Wilmoth: Batteries promise to transform electric power

By Adam Wilmoth

The Oklahoman | October 27, 2019

Utilities in Oklahoma and throughout the country have been adding wind and solar energy sources for many years, but improvements in utility-scale battery technology promises to revolutionize the renewable energy even further.

Western Farmers Electric Cooperative in July announced plans for a 200-megawatt battery system expected to be operational in 2023. The system is expected to be the first of its kind within the Southwest Power Pool, which manages the electric grid in Oklahoma and parts of 14 other states.

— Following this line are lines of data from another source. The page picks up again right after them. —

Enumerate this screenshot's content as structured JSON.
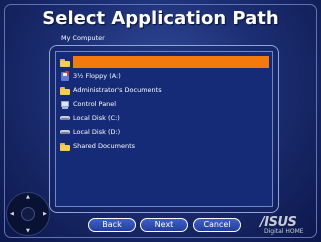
{
  "window": {
    "title": "Select Application Path"
  },
  "breadcrumb": "My Computer",
  "list": {
    "items": [
      {
        "label": "",
        "icon": "folder-icon",
        "selected": true
      },
      {
        "label": "3½ Floppy (A:)",
        "icon": "floppy-icon",
        "selected": false
      },
      {
        "label": "Administrator's Documents",
        "icon": "folder-icon",
        "selected": false
      },
      {
        "label": "Control Panel",
        "icon": "control-panel-icon",
        "selected": false
      },
      {
        "label": "Local Disk (C:)",
        "icon": "disk-icon",
        "selected": false
      },
      {
        "label": "Local Disk (D:)",
        "icon": "disk-icon",
        "selected": false
      },
      {
        "label": "Shared Documents",
        "icon": "folder-icon",
        "selected": false
      }
    ]
  },
  "buttons": {
    "back": "Back",
    "next": "Next",
    "cancel": "Cancel"
  },
  "brand": {
    "logo_text": "/ISUS",
    "product": "Digital HOME"
  },
  "colors": {
    "selection": "#f47a0d",
    "background": "#1c2e73",
    "accent": "#3f5fc9"
  }
}
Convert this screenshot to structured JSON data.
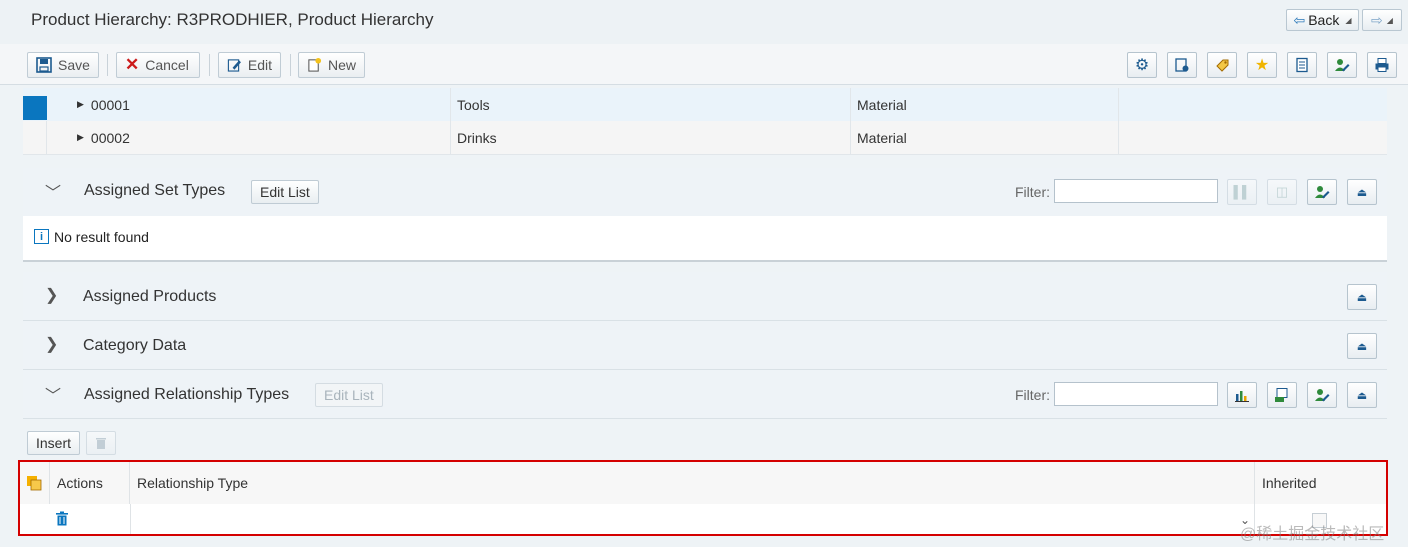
{
  "header": {
    "title": "Product Hierarchy: R3PRODHIER, Product Hierarchy",
    "back_label": "Back"
  },
  "toolbar": {
    "save_label": "Save",
    "cancel_label": "Cancel",
    "edit_label": "Edit",
    "new_label": "New",
    "right_icons": [
      "settings-icon",
      "personalize-icon",
      "tag-icon",
      "favorite-add-icon",
      "notes-icon",
      "user-edit-icon",
      "print-icon"
    ]
  },
  "tree": {
    "rows": [
      {
        "id": "00001",
        "description": "Tools",
        "type": "Material"
      },
      {
        "id": "00002",
        "description": "Drinks",
        "type": "Material"
      }
    ]
  },
  "assigned_set_types": {
    "title": "Assigned Set Types",
    "edit_list_label": "Edit List",
    "filter_label": "Filter:",
    "filter_value": "",
    "no_result": "No result found"
  },
  "assigned_products": {
    "title": "Assigned Products"
  },
  "category_data": {
    "title": "Category Data"
  },
  "assigned_relationship_types": {
    "title": "Assigned Relationship Types",
    "edit_list_label": "Edit List",
    "filter_label": "Filter:",
    "filter_value": "",
    "insert_label": "Insert",
    "columns": {
      "actions": "Actions",
      "relationship_type": "Relationship Type",
      "inherited": "Inherited"
    }
  },
  "watermark": "@稀土掘金技术社区",
  "colors": {
    "accent": "#0a76bf",
    "highlight_border": "#d40000"
  }
}
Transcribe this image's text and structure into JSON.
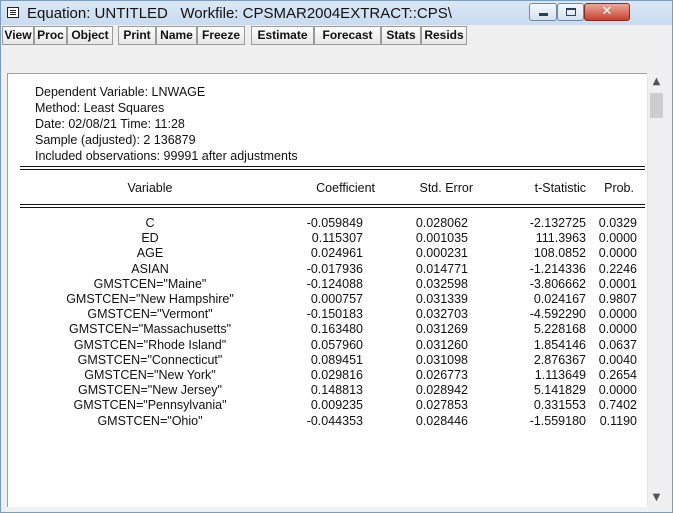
{
  "window": {
    "title_prefix": "Equation: UNTITLED",
    "workfile": "Workfile: CPSMAR2004EXTRACT::CPS\\",
    "controls": {
      "minimize": "minimize",
      "maximize": "maximize",
      "close": "✕"
    }
  },
  "toolbar": {
    "buttons": [
      "View",
      "Proc",
      "Object",
      "Print",
      "Name",
      "Freeze",
      "Estimate",
      "Forecast",
      "Stats",
      "Resids"
    ]
  },
  "output": {
    "dependent": "Dependent Variable: LNWAGE",
    "method": "Method: Least Squares",
    "date": "Date: 02/08/21   Time: 11:28",
    "sample": "Sample (adjusted): 2 136879",
    "included": "Included observations: 99991 after adjustments",
    "columns": [
      "Variable",
      "Coefficient",
      "Std. Error",
      "t-Statistic",
      "Prob."
    ],
    "rows": [
      [
        "C",
        "-0.059849",
        "0.028062",
        "-2.132725",
        "0.0329"
      ],
      [
        "ED",
        "0.115307",
        "0.001035",
        "111.3963",
        "0.0000"
      ],
      [
        "AGE",
        "0.024961",
        "0.000231",
        "108.0852",
        "0.0000"
      ],
      [
        "ASIAN",
        "-0.017936",
        "0.014771",
        "-1.214336",
        "0.2246"
      ],
      [
        "GMSTCEN=\"Maine\"",
        "-0.124088",
        "0.032598",
        "-3.806662",
        "0.0001"
      ],
      [
        "GMSTCEN=\"New Hampshire\"",
        "0.000757",
        "0.031339",
        "0.024167",
        "0.9807"
      ],
      [
        "GMSTCEN=\"Vermont\"",
        "-0.150183",
        "0.032703",
        "-4.592290",
        "0.0000"
      ],
      [
        "GMSTCEN=\"Massachusetts\"",
        "0.163480",
        "0.031269",
        "5.228168",
        "0.0000"
      ],
      [
        "GMSTCEN=\"Rhode Island\"",
        "0.057960",
        "0.031260",
        "1.854146",
        "0.0637"
      ],
      [
        "GMSTCEN=\"Connecticut\"",
        "0.089451",
        "0.031098",
        "2.876367",
        "0.0040"
      ],
      [
        "GMSTCEN=\"New York\"",
        "0.029816",
        "0.026773",
        "1.113649",
        "0.2654"
      ],
      [
        "GMSTCEN=\"New Jersey\"",
        "0.148813",
        "0.028942",
        "5.141829",
        "0.0000"
      ],
      [
        "GMSTCEN=\"Pennsylvania\"",
        "0.009235",
        "0.027853",
        "0.331553",
        "0.7402"
      ],
      [
        "GMSTCEN=\"Ohio\"",
        "-0.044353",
        "0.028446",
        "-1.559180",
        "0.1190"
      ]
    ]
  },
  "icons": {
    "window_icon": "equation-window-icon",
    "scroll_up": "chevron-up-icon",
    "scroll_down": "chevron-down-icon"
  },
  "colors": {
    "titlebar": "#c9dbef",
    "close_button": "#c7422c"
  }
}
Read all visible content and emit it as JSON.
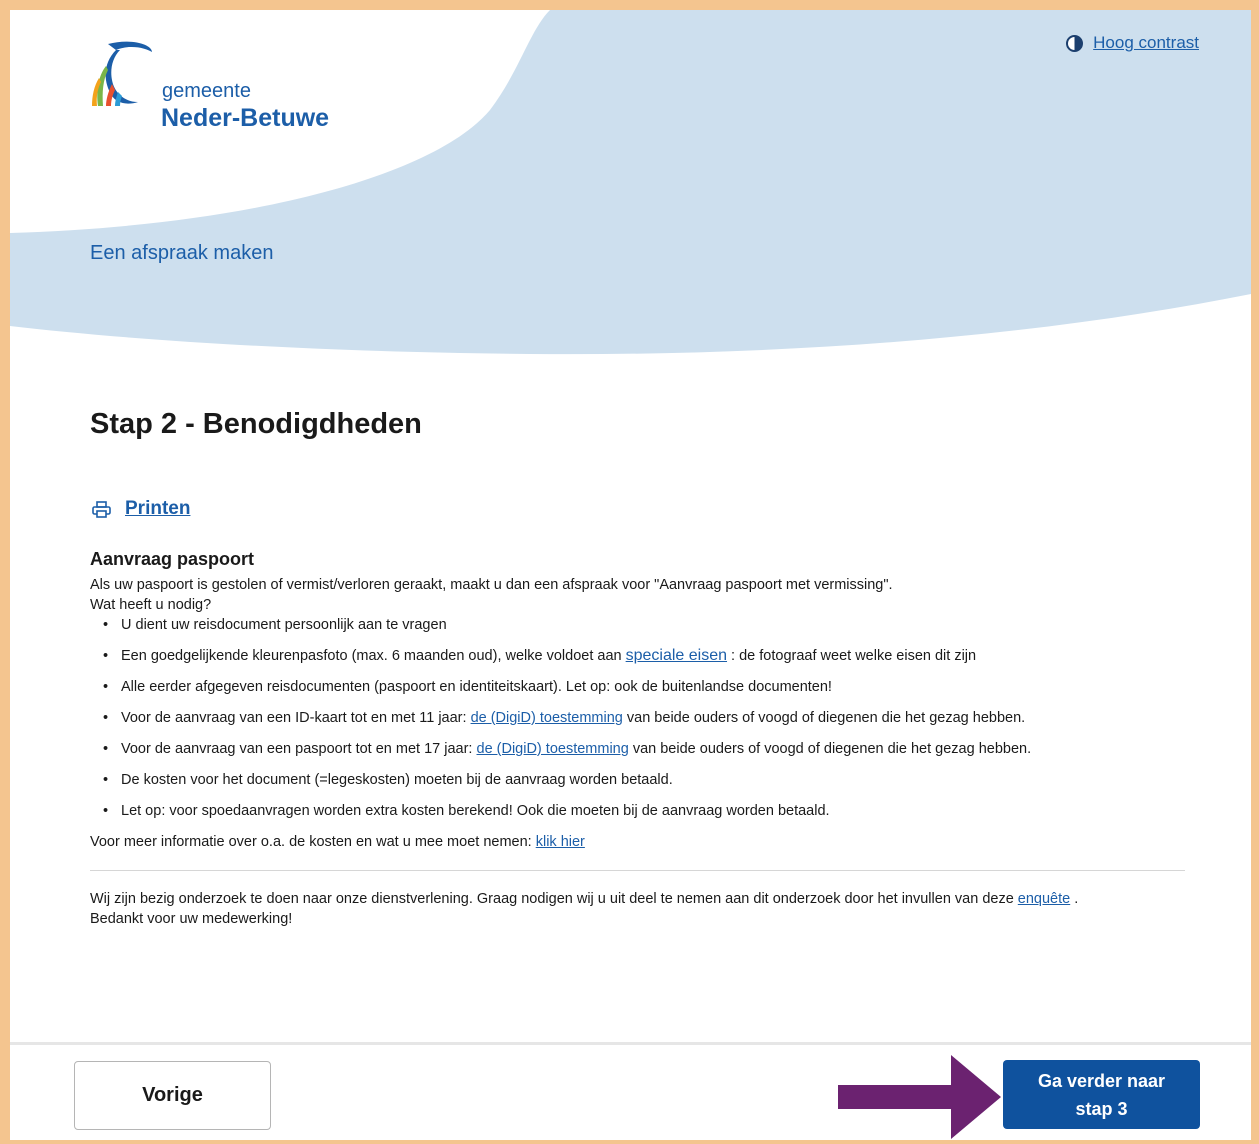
{
  "header": {
    "logo_small": "gemeente",
    "logo_big": "Neder-Betuwe",
    "contrast_link": "Hoog contrast",
    "title": "Een afspraak maken"
  },
  "step_title": "Stap 2 - Benodigdheden",
  "print_label": "Printen",
  "section": {
    "heading": "Aanvraag paspoort",
    "intro": "Als uw paspoort is gestolen of vermist/verloren geraakt, maakt u dan een afspraak voor \"Aanvraag paspoort met vermissing\".",
    "question": "Wat heeft u nodig?",
    "items": {
      "i0": {
        "text": "U dient uw reisdocument persoonlijk aan te vragen"
      },
      "i1": {
        "before": "Een goedgelijkende kleurenpasfoto (max. 6 maanden oud), welke voldoet aan ",
        "link": "speciale eisen",
        "after": " : de fotograaf weet welke eisen dit zijn"
      },
      "i2": {
        "text": "Alle eerder afgegeven reisdocumenten (paspoort en identiteitskaart). Let op: ook de buitenlandse documenten!"
      },
      "i3": {
        "before": "Voor de aanvraag van een ID-kaart tot en met 11 jaar: ",
        "link": "de (DigiD) toestemming",
        "after": " van beide ouders of voogd of diegenen die het gezag hebben."
      },
      "i4": {
        "before": "Voor de aanvraag van een paspoort tot en met 17 jaar: ",
        "link": "de (DigiD) toestemming",
        "after": "  van beide ouders of voogd of diegenen die het gezag hebben."
      },
      "i5": {
        "text": "De kosten voor het document (=legeskosten) moeten bij de aanvraag worden betaald."
      },
      "i6": {
        "text": "Let op: voor spoedaanvragen worden extra kosten berekend! Ook die moeten bij de aanvraag worden betaald."
      }
    },
    "more_text": "Voor meer informatie over o.a. de kosten en wat u mee moet nemen: ",
    "more_link": "klik hier"
  },
  "survey": {
    "text": "Wij zijn bezig onderzoek te doen naar onze dienstverlening. Graag nodigen wij u uit deel te nemen aan dit onderzoek door het invullen van deze ",
    "link": "enquête",
    "after": " .",
    "thanks": "Bedankt voor uw medewerking!"
  },
  "footer": {
    "prev_label": "Vorige",
    "next_label": "Ga verder naar stap 3"
  },
  "colors": {
    "frame": "#f4c58f",
    "hero_wave": "#cddfee",
    "link": "#1c5ea8",
    "primary_button": "#0f529e",
    "annotation_arrow": "#6b2270"
  },
  "icons": [
    "contrast-icon",
    "printer-icon",
    "logo-mark-icon",
    "annotation-arrow-icon"
  ]
}
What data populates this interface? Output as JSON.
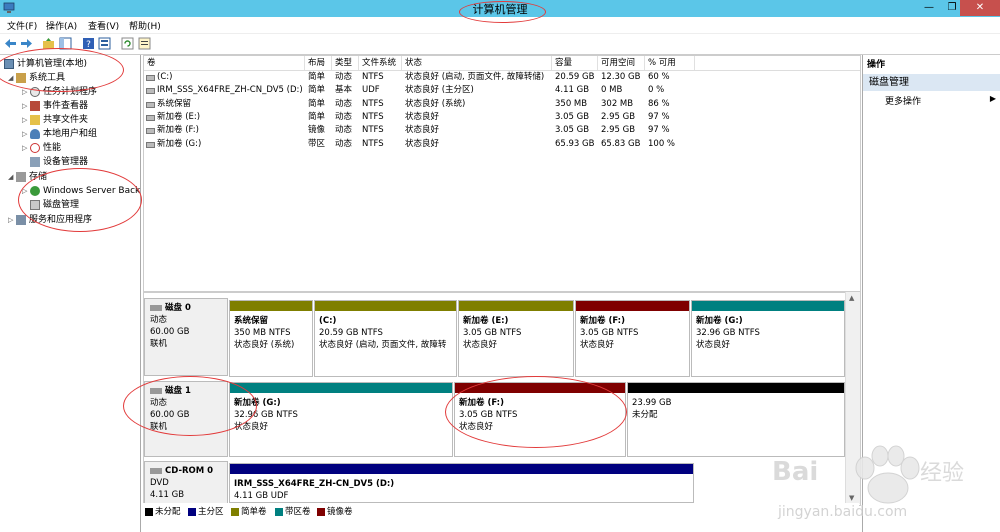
{
  "window": {
    "title": "计算机管理"
  },
  "menu": [
    "文件(F)",
    "操作(A)",
    "查看(V)",
    "帮助(H)"
  ],
  "tree": {
    "root": "计算机管理(本地)",
    "system_tools": "系统工具",
    "task_scheduler": "任务计划程序",
    "event_viewer": "事件查看器",
    "shared_folders": "共享文件夹",
    "local_users": "本地用户和组",
    "performance": "性能",
    "device_manager": "设备管理器",
    "storage": "存储",
    "windows_server_backup": "Windows Server Back",
    "disk_management": "磁盘管理",
    "services_apps": "服务和应用程序"
  },
  "volumes": {
    "headers": [
      "卷",
      "布局",
      "类型",
      "文件系统",
      "状态",
      "容量",
      "可用空间",
      "% 可用"
    ],
    "rows": [
      [
        "(C:)",
        "简单",
        "动态",
        "NTFS",
        "状态良好 (启动, 页面文件, 故障转储)",
        "20.59 GB",
        "12.30 GB",
        "60 %"
      ],
      [
        "IRM_SSS_X64FRE_ZH-CN_DV5 (D:)",
        "简单",
        "基本",
        "UDF",
        "状态良好 (主分区)",
        "4.11 GB",
        "0 MB",
        "0 %"
      ],
      [
        "系统保留",
        "简单",
        "动态",
        "NTFS",
        "状态良好 (系统)",
        "350 MB",
        "302 MB",
        "86 %"
      ],
      [
        "新加卷 (E:)",
        "简单",
        "动态",
        "NTFS",
        "状态良好",
        "3.05 GB",
        "2.95 GB",
        "97 %"
      ],
      [
        "新加卷 (F:)",
        "镜像",
        "动态",
        "NTFS",
        "状态良好",
        "3.05 GB",
        "2.95 GB",
        "97 %"
      ],
      [
        "新加卷 (G:)",
        "带区",
        "动态",
        "NTFS",
        "状态良好",
        "65.93 GB",
        "65.83 GB",
        "100 %"
      ]
    ]
  },
  "disks": {
    "disk0": {
      "name": "磁盘 0",
      "type": "动态",
      "size": "60.00 GB",
      "status": "联机",
      "parts": [
        {
          "name": "系统保留",
          "size": "350 MB NTFS",
          "status": "状态良好 (系统)",
          "color": "#7f7f00"
        },
        {
          "name": "(C:)",
          "size": "20.59 GB NTFS",
          "status": "状态良好 (启动, 页面文件, 故障转",
          "color": "#7f7f00"
        },
        {
          "name": "新加卷 (E:)",
          "size": "3.05 GB NTFS",
          "status": "状态良好",
          "color": "#7f7f00"
        },
        {
          "name": "新加卷 (F:)",
          "size": "3.05 GB NTFS",
          "status": "状态良好",
          "color": "#7f0000"
        },
        {
          "name": "新加卷 (G:)",
          "size": "32.96 GB NTFS",
          "status": "状态良好",
          "color": "#008080"
        }
      ]
    },
    "disk1": {
      "name": "磁盘 1",
      "type": "动态",
      "size": "60.00 GB",
      "status": "联机",
      "parts": [
        {
          "name": "新加卷 (G:)",
          "size": "32.96 GB NTFS",
          "status": "状态良好",
          "color": "#008080"
        },
        {
          "name": "新加卷 (F:)",
          "size": "3.05 GB NTFS",
          "status": "状态良好",
          "color": "#7f0000"
        },
        {
          "name": "",
          "size": "23.99 GB",
          "status": "未分配",
          "color": "#000000"
        }
      ]
    },
    "cdrom0": {
      "name": "CD-ROM 0",
      "type": "DVD",
      "size": "4.11 GB",
      "parts": [
        {
          "name": "IRM_SSS_X64FRE_ZH-CN_DV5 (D:)",
          "size": "4.11 GB UDF",
          "status": "",
          "color": "#00007f"
        }
      ]
    }
  },
  "legend": [
    {
      "label": "未分配",
      "color": "#000000"
    },
    {
      "label": "主分区",
      "color": "#00007f"
    },
    {
      "label": "简单卷",
      "color": "#7f7f00"
    },
    {
      "label": "带区卷",
      "color": "#008080"
    },
    {
      "label": "镜像卷",
      "color": "#7f0000"
    }
  ],
  "actions": {
    "header": "操作",
    "section": "磁盘管理",
    "more": "更多操作"
  },
  "watermark": "Baidu 经验 jingyan.baidu.com"
}
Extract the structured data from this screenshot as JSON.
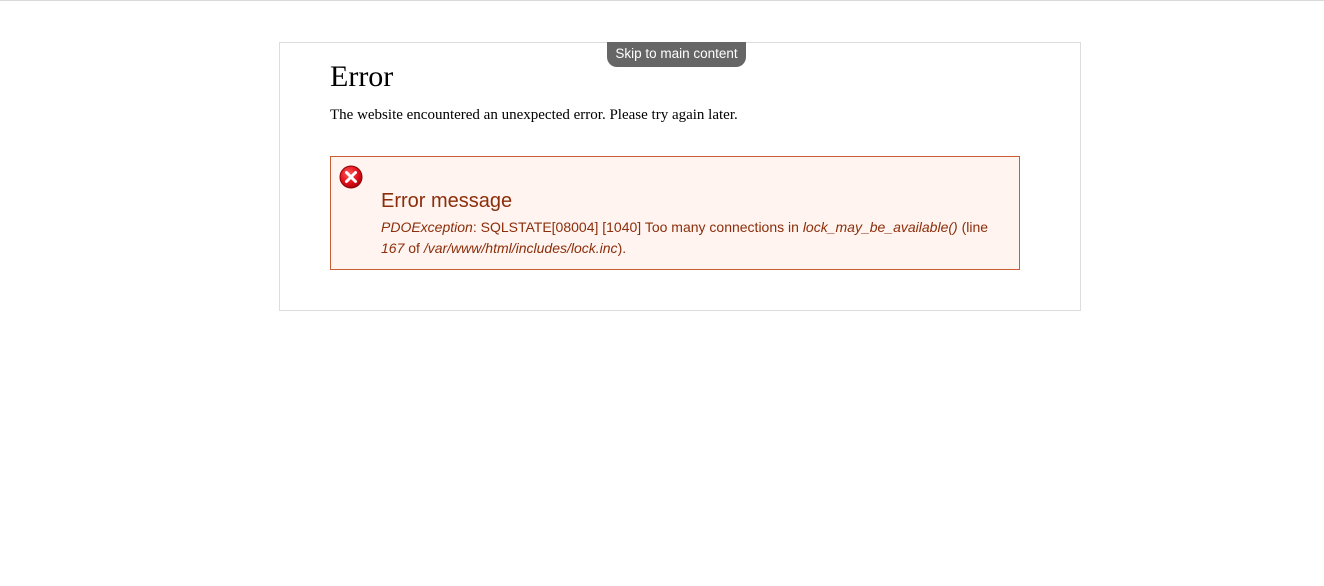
{
  "skip_link": {
    "label": "Skip to main content"
  },
  "page": {
    "title": "Error",
    "intro": "The website encountered an unexpected error. Please try again later."
  },
  "error_message": {
    "icon": "error-x-icon",
    "heading": "Error message",
    "exception": "PDOException",
    "details": ": SQLSTATE[08004] [1040] Too many connections in ",
    "function": "lock_may_be_available()",
    "line_prefix": " (line ",
    "line_number": "167",
    "of_text": " of ",
    "file_path": "/var/www/html/includes/lock.inc",
    "suffix": ")."
  },
  "colors": {
    "skip_link_bg": "#666666",
    "error_border": "#c85c35",
    "error_background": "#fff4ef",
    "error_text": "#8c2e0b",
    "icon_red": "#e2111b"
  }
}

“With the prices of wind and solar energy lower than ever, we are now able to pair those with battery storage to make more affordable, renewable energy available to customers for more hours of the day — even when the wind isn’t blowing and the sun isn’t shining,” Gary Roulet, the cooperative’s CEO, said in July.

The Oklahoma batteries are expected to provide power for up to four hours on a full charge.

Wind and solar have become an increasingly important part of the power mix, especially along the Great Plains. Over the past two weeks, the Southwest Power Pool has been smashing renewable energy utilization rates. The system on Oct. 17 carried a record 17.1 gigawatts of wind energy and at 2:14 a.m. on Oct. 9, renewable resources supplied a record 73.67% of the system’s energy needs.

The big problem with wind and solar power is that it’s not always windy and sunny. Utilities have addressed those challenges by pairing renewable energy with quickly adjustable natural gas-fired power plants. The expanded regional transmission organizations also have helped, as it’s usually windy or sunny somewhere in the 14-state region.

But batteries promise to provide the grid with even more flexibility, allowing utilities to generate power when they can and distribute that electricity when it’s needed.

In August, the country’s installed utility battery energy storage capacity topped 1 gigawatt, according to a report the U.S. Energy Information Administration released Friday.

That number expected to balloon to nearly 4 gigawatts by 2023 as planned projects come online in Oklahoma, Florida, New York, California, Nevada and Massachusetts.

“The trend of this capacity growth does not appear to be slowing, particularly in states such as Florida, New York and Oklahoma,” the EIA report stated.

The Oklahoma project will be operated by NextEra for Western Farmers. Besides the batteries, the Skeleton Creek project also includes new wind and solar generators.

“With this combined facility, we can optimize and maximize the amount of low-cost, emissions-free electricity we provide while helping Western Farmers diversify its power generation portfolio, reduce its dependence on fossil fuels and set a great example for others to follow,” NextEra CEO John said in July.

Read more here.